Print all of the entries exactly, minus the pictures.

-- Opening Marker --

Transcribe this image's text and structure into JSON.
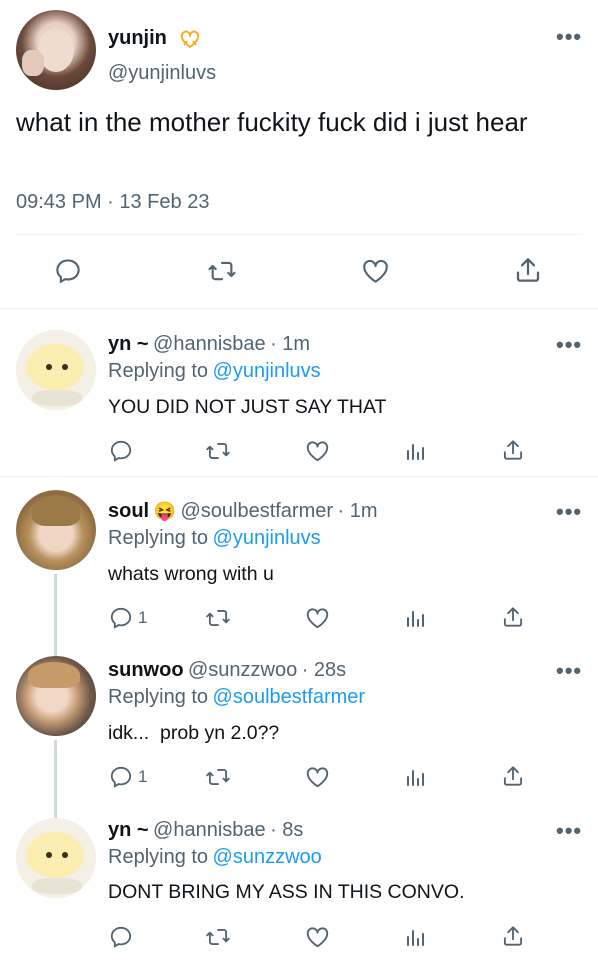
{
  "main_tweet": {
    "display_name": "yunjin",
    "handle": "@yunjinluvs",
    "text": "what in the mother fuckity fuck did i just hear",
    "timestamp": "09:43 PM · 13 Feb 23",
    "more_label": "•••"
  },
  "replies": [
    {
      "display_name": "yn ~",
      "handle": "@hannisbae",
      "time": "· 1m",
      "replying_prefix": "Replying to",
      "replying_to": "@yunjinluvs",
      "text": "YOU DID NOT JUST SAY THAT",
      "reply_count": ""
    },
    {
      "display_name": "soul",
      "emoji": "😝",
      "handle": "@soulbestfarmer",
      "time": "· 1m",
      "replying_prefix": "Replying to",
      "replying_to": "@yunjinluvs",
      "text": "whats wrong with u",
      "reply_count": "1"
    },
    {
      "display_name": "sunwoo",
      "handle": "@sunzzwoo",
      "time": "· 28s",
      "replying_prefix": "Replying to",
      "replying_to": "@soulbestfarmer",
      "text": "idk...  prob yn 2.0??",
      "reply_count": "1"
    },
    {
      "display_name": "yn ~",
      "handle": "@hannisbae",
      "time": "· 8s",
      "replying_prefix": "Replying to",
      "replying_to": "@sunzzwoo",
      "text": "DONT BRING MY ASS IN THIS CONVO.",
      "reply_count": ""
    }
  ],
  "icons": {
    "reply": "reply-icon",
    "retweet": "retweet-icon",
    "like": "like-icon",
    "share": "share-icon",
    "analytics": "analytics-icon",
    "more": "more-icon"
  },
  "colors": {
    "text": "#0f1419",
    "secondary": "#536471",
    "link": "#1d9bf0",
    "divider": "#eff3f4"
  }
}
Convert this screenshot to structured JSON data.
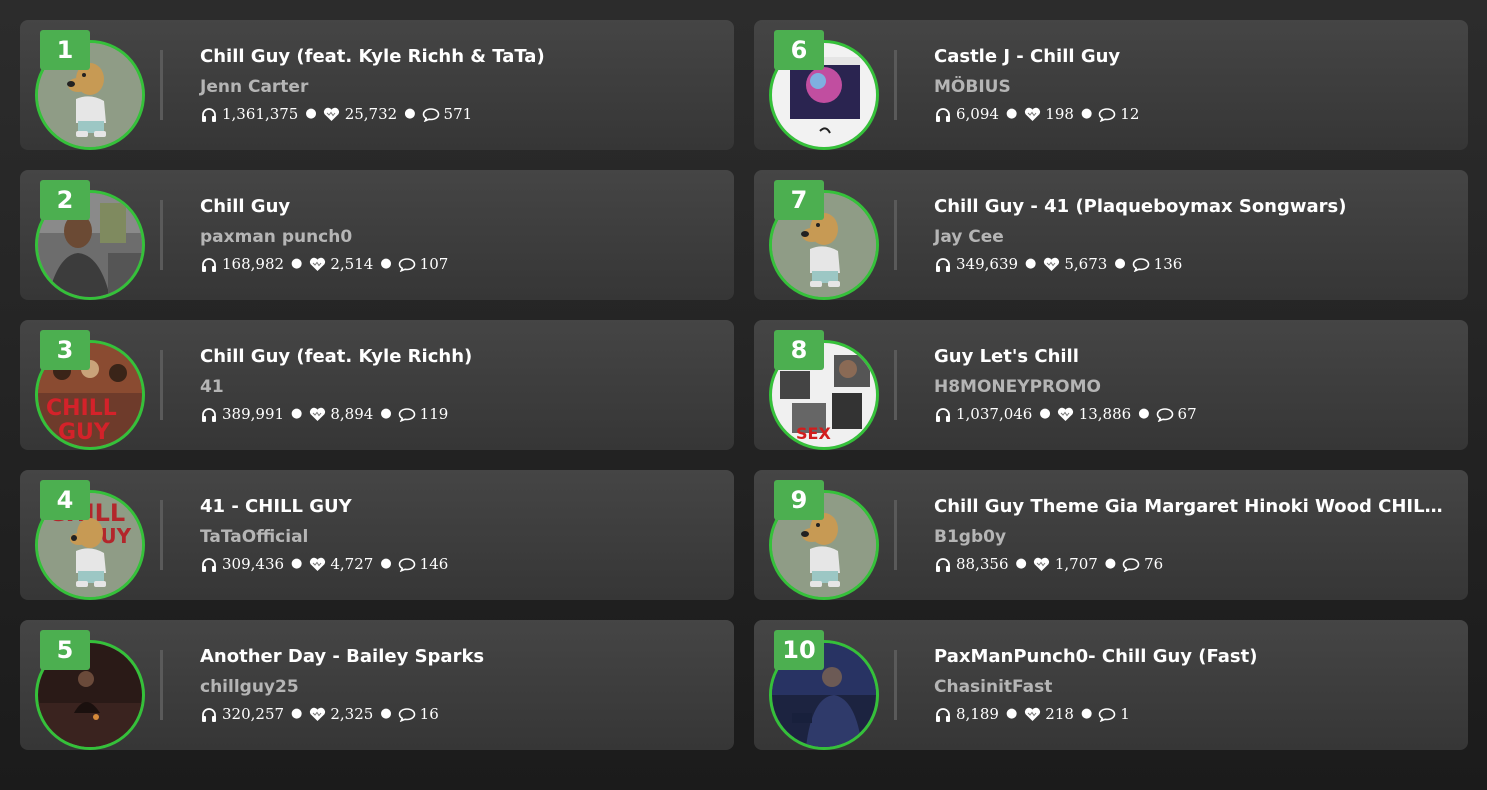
{
  "colors": {
    "accent_green": "#4caf50",
    "ring_green": "#35c13a",
    "card_bg": "#3e3e3e",
    "artist_gray": "#b5b5b5"
  },
  "icons": {
    "listens": "headphones-icon",
    "likes": "heart-icon",
    "comments": "comment-icon"
  },
  "tracks": [
    {
      "rank": "1",
      "title": "Chill Guy (feat. Kyle Richh & TaTa)",
      "artist": "Jenn Carter",
      "plays": "1,361,375",
      "likes": "25,732",
      "comments": "571",
      "art": "dog"
    },
    {
      "rank": "2",
      "title": "Chill Guy",
      "artist": "paxman punch0",
      "plays": "168,982",
      "likes": "2,514",
      "comments": "107",
      "art": "photo-person"
    },
    {
      "rank": "3",
      "title": "Chill Guy (feat. Kyle Richh)",
      "artist": "41",
      "plays": "389,991",
      "likes": "8,894",
      "comments": "119",
      "art": "red-text"
    },
    {
      "rank": "4",
      "title": "41 - CHILL GUY",
      "artist": "TaTaOfficial",
      "plays": "309,436",
      "likes": "4,727",
      "comments": "146",
      "art": "dog-red"
    },
    {
      "rank": "5",
      "title": "Another Day - Bailey Sparks",
      "artist": "chillguy25",
      "plays": "320,257",
      "likes": "2,325",
      "comments": "16",
      "art": "dark-photo"
    },
    {
      "rank": "6",
      "title": "Castle J - Chill Guy",
      "artist": "MÖBIUS",
      "plays": "6,094",
      "likes": "198",
      "comments": "12",
      "art": "album-purple"
    },
    {
      "rank": "7",
      "title": "Chill Guy - 41 (Plaqueboymax Songwars)",
      "artist": "Jay Cee",
      "plays": "349,639",
      "likes": "5,673",
      "comments": "136",
      "art": "dog"
    },
    {
      "rank": "8",
      "title": "Guy Let's Chill",
      "artist": "H8MONEYPROMO",
      "plays": "1,037,046",
      "likes": "13,886",
      "comments": "67",
      "art": "collage"
    },
    {
      "rank": "9",
      "title": "Chill Guy Theme Gia Margaret Hinoki Wood CHILL PIA...",
      "artist": "B1gb0y",
      "plays": "88,356",
      "likes": "1,707",
      "comments": "76",
      "art": "dog"
    },
    {
      "rank": "10",
      "title": "PaxManPunch0- Chill Guy (Fast)",
      "artist": "ChasinitFast",
      "plays": "8,189",
      "likes": "218",
      "comments": "1",
      "art": "blue-night"
    }
  ]
}
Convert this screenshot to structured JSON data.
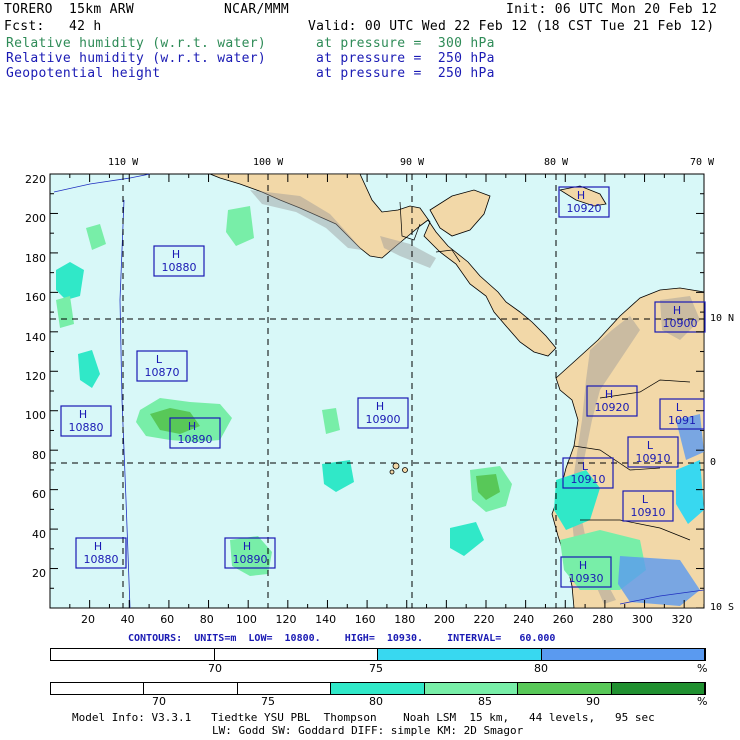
{
  "header": {
    "model": "TORERO  15km ARW",
    "org": "NCAR/MMM",
    "init": "Init: 06 UTC Mon 20 Feb 12",
    "fcst": "Fcst:   42 h",
    "valid": "Valid: 00 UTC Wed 22 Feb 12 (18 CST Tue 21 Feb 12)",
    "fields": [
      {
        "name": "Relative humidity (w.r.t. water)",
        "level": "at pressure =  300 hPa",
        "color": "#2e8b57"
      },
      {
        "name": "Relative humidity (w.r.t. water)",
        "level": "at pressure =  250 hPa",
        "color": "#1a1ab4"
      },
      {
        "name": "Geopotential height",
        "level": "at pressure =  250 hPa",
        "color": "#1a1ab4"
      }
    ]
  },
  "map": {
    "lon_labels": [
      "110 W",
      "100 W",
      "90 W",
      "80 W",
      "70 W"
    ],
    "lat_labels": [
      "10 N",
      "0",
      "10 S"
    ],
    "y_ticks": [
      "220",
      "200",
      "180",
      "160",
      "140",
      "120",
      "100",
      "80",
      "60",
      "40",
      "20"
    ],
    "x_ticks": [
      "20",
      "40",
      "60",
      "80",
      "100",
      "120",
      "140",
      "160",
      "180",
      "200",
      "220",
      "240",
      "260",
      "280",
      "300",
      "320"
    ],
    "ocean_color": "#d8f8f8",
    "land_color": "#f2d8a8",
    "pressure_centers": [
      {
        "type": "H",
        "value": "10920"
      },
      {
        "type": "H",
        "value": "10880"
      },
      {
        "type": "H",
        "value": "10900"
      },
      {
        "type": "L",
        "value": "10870"
      },
      {
        "type": "H",
        "value": "10880"
      },
      {
        "type": "H",
        "value": "10890"
      },
      {
        "type": "H",
        "value": "10900"
      },
      {
        "type": "H",
        "value": "10920"
      },
      {
        "type": "L",
        "value": "1091"
      },
      {
        "type": "L",
        "value": "10910"
      },
      {
        "type": "L",
        "value": "10910"
      },
      {
        "type": "L",
        "value": "10910"
      },
      {
        "type": "H",
        "value": "10880"
      },
      {
        "type": "H",
        "value": "10890"
      },
      {
        "type": "H",
        "value": "10930"
      }
    ]
  },
  "contours": "CONTOURS:  UNITS=m  LOW=  10800.    HIGH=  10930.    INTERVAL=   60.000",
  "colorbar1": {
    "labels": [
      "70",
      "75",
      "80",
      "%"
    ],
    "colors": [
      "#ffffff",
      "#ffffff",
      "#38d8f0",
      "#5a9af0"
    ]
  },
  "colorbar2": {
    "labels": [
      "70",
      "75",
      "80",
      "85",
      "90",
      "%"
    ],
    "colors": [
      "#ffffff",
      "#ffffff",
      "#ffffff",
      "#30e8c8",
      "#78eea8",
      "#58c858",
      "#209030"
    ]
  },
  "footer": {
    "line1": "Model Info: V3.3.1   Tiedtke YSU PBL  Thompson    Noah LSM  15 km,   44 levels,   95 sec",
    "line2": "LW: Godd SW: Goddard DIFF: simple KM: 2D Smagor"
  }
}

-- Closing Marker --

> **Expected answer**
Transcribe this image's text and structure into JSON.
{
  "main_tweet": {
    "display_name": "yunjin",
    "handle": "@yunjinluvs",
    "text": "what in the mother fuckity fuck did i just hear",
    "timestamp": "09:43 PM · 13 Feb 23",
    "more_label": "•••"
  },
  "replies": [
    {
      "display_name": "yn ~",
      "handle": "@hannisbae",
      "time": "· 1m",
      "replying_prefix": "Replying to",
      "replying_to": "@yunjinluvs",
      "text": "YOU DID NOT JUST SAY THAT",
      "reply_count": ""
    },
    {
      "display_name": "soul",
      "emoji": "😝",
      "handle": "@soulbestfarmer",
      "time": "· 1m",
      "replying_prefix": "Replying to",
      "replying_to": "@yunjinluvs",
      "text": "whats wrong with u",
      "reply_count": "1"
    },
    {
      "display_name": "sunwoo",
      "handle": "@sunzzwoo",
      "time": "· 28s",
      "replying_prefix": "Replying to",
      "replying_to": "@soulbestfarmer",
      "text": "idk...  prob yn 2.0??",
      "reply_count": "1"
    },
    {
      "display_name": "yn ~",
      "handle": "@hannisbae",
      "time": "· 8s",
      "replying_prefix": "Replying to",
      "replying_to": "@sunzzwoo",
      "text": "DONT BRING MY ASS IN THIS CONVO.",
      "reply_count": ""
    }
  ],
  "icons": {
    "reply": "reply-icon",
    "retweet": "retweet-icon",
    "like": "like-icon",
    "share": "share-icon",
    "analytics": "analytics-icon",
    "more": "more-icon"
  },
  "colors": {
    "text": "#0f1419",
    "secondary": "#536471",
    "link": "#1d9bf0",
    "divider": "#eff3f4"
  }
}
Convert this screenshot to structured JSON data.
{
  "colors": {
    "accent_green": "#4caf50",
    "ring_green": "#35c13a",
    "card_bg": "#3e3e3e",
    "artist_gray": "#b5b5b5"
  },
  "icons": {
    "listens": "headphones-icon",
    "likes": "heart-icon",
    "comments": "comment-icon"
  },
  "tracks": [
    {
      "rank": "1",
      "title": "Chill Guy (feat. Kyle Richh & TaTa)",
      "artist": "Jenn Carter",
      "plays": "1,361,375",
      "likes": "25,732",
      "comments": "571",
      "art": "dog"
    },
    {
      "rank": "2",
      "title": "Chill Guy",
      "artist": "paxman punch0",
      "plays": "168,982",
      "likes": "2,514",
      "comments": "107",
      "art": "photo-person"
    },
    {
      "rank": "3",
      "title": "Chill Guy (feat. Kyle Richh)",
      "artist": "41",
      "plays": "389,991",
      "likes": "8,894",
      "comments": "119",
      "art": "red-text"
    },
    {
      "rank": "4",
      "title": "41 - CHILL GUY",
      "artist": "TaTaOfficial",
      "plays": "309,436",
      "likes": "4,727",
      "comments": "146",
      "art": "dog-red"
    },
    {
      "rank": "5",
      "title": "Another Day - Bailey Sparks",
      "artist": "chillguy25",
      "plays": "320,257",
      "likes": "2,325",
      "comments": "16",
      "art": "dark-photo"
    },
    {
      "rank": "6",
      "title": "Castle J - Chill Guy",
      "artist": "MÖBIUS",
      "plays": "6,094",
      "likes": "198",
      "comments": "12",
      "art": "album-purple"
    },
    {
      "rank": "7",
      "title": "Chill Guy - 41 (Plaqueboymax Songwars)",
      "artist": "Jay Cee",
      "plays": "349,639",
      "likes": "5,673",
      "comments": "136",
      "art": "dog"
    },
    {
      "rank": "8",
      "title": "Guy Let's Chill",
      "artist": "H8MONEYPROMO",
      "plays": "1,037,046",
      "likes": "13,886",
      "comments": "67",
      "art": "collage"
    },
    {
      "rank": "9",
      "title": "Chill Guy Theme Gia Margaret Hinoki Wood CHILL PIA...",
      "artist": "B1gb0y",
      "plays": "88,356",
      "likes": "1,707",
      "comments": "76",
      "art": "dog"
    },
    {
      "rank": "10",
      "title": "PaxManPunch0- Chill Guy (Fast)",
      "artist": "ChasinitFast",
      "plays": "8,189",
      "likes": "218",
      "comments": "1",
      "art": "blue-night"
    }
  ]
}
Convert this screenshot to structured JSON data.
{
  "header": {
    "model": "TORERO  15km ARW",
    "org": "NCAR/MMM",
    "init": "Init: 06 UTC Mon 20 Feb 12",
    "fcst": "Fcst:   42 h",
    "valid": "Valid: 00 UTC Wed 22 Feb 12 (18 CST Tue 21 Feb 12)",
    "fields": [
      {
        "name": "Relative humidity (w.r.t. water)",
        "level": "at pressure =  300 hPa",
        "color": "#2e8b57"
      },
      {
        "name": "Relative humidity (w.r.t. water)",
        "level": "at pressure =  250 hPa",
        "color": "#1a1ab4"
      },
      {
        "name": "Geopotential height",
        "level": "at pressure =  250 hPa",
        "color": "#1a1ab4"
      }
    ]
  },
  "map": {
    "lon_labels": [
      "110 W",
      "100 W",
      "90 W",
      "80 W",
      "70 W"
    ],
    "lat_labels": [
      "10 N",
      "0",
      "10 S"
    ],
    "y_ticks": [
      "220",
      "200",
      "180",
      "160",
      "140",
      "120",
      "100",
      "80",
      "60",
      "40",
      "20"
    ],
    "x_ticks": [
      "20",
      "40",
      "60",
      "80",
      "100",
      "120",
      "140",
      "160",
      "180",
      "200",
      "220",
      "240",
      "260",
      "280",
      "300",
      "320"
    ],
    "ocean_color": "#d8f8f8",
    "land_color": "#f2d8a8",
    "pressure_centers": [
      {
        "type": "H",
        "value": "10920"
      },
      {
        "type": "H",
        "value": "10880"
      },
      {
        "type": "H",
        "value": "10900"
      },
      {
        "type": "L",
        "value": "10870"
      },
      {
        "type": "H",
        "value": "10880"
      },
      {
        "type": "H",
        "value": "10890"
      },
      {
        "type": "H",
        "value": "10900"
      },
      {
        "type": "H",
        "value": "10920"
      },
      {
        "type": "L",
        "value": "1091"
      },
      {
        "type": "L",
        "value": "10910"
      },
      {
        "type": "L",
        "value": "10910"
      },
      {
        "type": "L",
        "value": "10910"
      },
      {
        "type": "H",
        "value": "10880"
      },
      {
        "type": "H",
        "value": "10890"
      },
      {
        "type": "H",
        "value": "10930"
      }
    ]
  },
  "contours": "CONTOURS:  UNITS=m  LOW=  10800.    HIGH=  10930.    INTERVAL=   60.000",
  "colorbar1": {
    "labels": [
      "70",
      "75",
      "80",
      "%"
    ],
    "colors": [
      "#ffffff",
      "#ffffff",
      "#38d8f0",
      "#5a9af0"
    ]
  },
  "colorbar2": {
    "labels": [
      "70",
      "75",
      "80",
      "85",
      "90",
      "%"
    ],
    "colors": [
      "#ffffff",
      "#ffffff",
      "#ffffff",
      "#30e8c8",
      "#78eea8",
      "#58c858",
      "#209030"
    ]
  },
  "footer": {
    "line1": "Model Info: V3.3.1   Tiedtke YSU PBL  Thompson    Noah LSM  15 km,   44 levels,   95 sec",
    "line2": "LW: Godd SW: Goddard DIFF: simple KM: 2D Smagor"
  }
}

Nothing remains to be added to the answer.